▶ [WHAT THE EXERCISE ASKS]:
The expected output is each line in the data below that includes the string "Utilities".

▶ [EXCERPTED DATA]:
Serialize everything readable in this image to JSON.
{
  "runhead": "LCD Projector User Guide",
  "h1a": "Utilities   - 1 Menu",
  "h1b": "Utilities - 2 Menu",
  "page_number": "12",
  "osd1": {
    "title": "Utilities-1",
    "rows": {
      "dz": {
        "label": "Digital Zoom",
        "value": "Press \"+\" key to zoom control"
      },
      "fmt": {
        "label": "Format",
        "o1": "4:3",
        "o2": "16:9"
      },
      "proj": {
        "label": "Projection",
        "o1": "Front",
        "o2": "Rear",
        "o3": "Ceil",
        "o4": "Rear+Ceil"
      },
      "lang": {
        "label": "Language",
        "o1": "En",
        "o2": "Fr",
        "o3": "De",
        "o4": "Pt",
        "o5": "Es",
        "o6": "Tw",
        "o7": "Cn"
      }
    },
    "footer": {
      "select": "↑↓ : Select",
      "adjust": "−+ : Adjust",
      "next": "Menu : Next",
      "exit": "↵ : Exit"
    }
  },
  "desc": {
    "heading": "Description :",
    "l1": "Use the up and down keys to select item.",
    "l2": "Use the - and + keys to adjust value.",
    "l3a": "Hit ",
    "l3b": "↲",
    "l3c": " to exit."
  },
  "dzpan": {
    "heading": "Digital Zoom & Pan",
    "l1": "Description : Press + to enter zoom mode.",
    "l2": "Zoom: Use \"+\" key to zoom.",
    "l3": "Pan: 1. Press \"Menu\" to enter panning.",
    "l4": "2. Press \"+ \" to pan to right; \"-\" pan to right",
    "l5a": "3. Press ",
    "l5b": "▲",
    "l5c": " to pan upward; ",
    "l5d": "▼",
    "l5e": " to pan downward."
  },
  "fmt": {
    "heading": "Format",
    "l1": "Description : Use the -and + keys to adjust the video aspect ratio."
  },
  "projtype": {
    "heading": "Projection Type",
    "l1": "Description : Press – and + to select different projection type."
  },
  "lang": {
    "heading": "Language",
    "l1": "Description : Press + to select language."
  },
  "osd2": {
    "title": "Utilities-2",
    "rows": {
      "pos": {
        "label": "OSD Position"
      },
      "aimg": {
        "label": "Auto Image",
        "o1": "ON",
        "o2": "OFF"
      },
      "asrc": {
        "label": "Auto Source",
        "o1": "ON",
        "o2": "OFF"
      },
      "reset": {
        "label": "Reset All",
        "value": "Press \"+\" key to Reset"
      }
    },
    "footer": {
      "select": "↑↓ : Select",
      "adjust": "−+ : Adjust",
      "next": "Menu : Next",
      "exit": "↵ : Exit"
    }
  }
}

▶ [RESPONSE]:
  "h1a": "Utilities   - 1 Menu",
  "h1b": "Utilities - 2 Menu",
    "title": "Utilities-1",
    "title": "Utilities-2",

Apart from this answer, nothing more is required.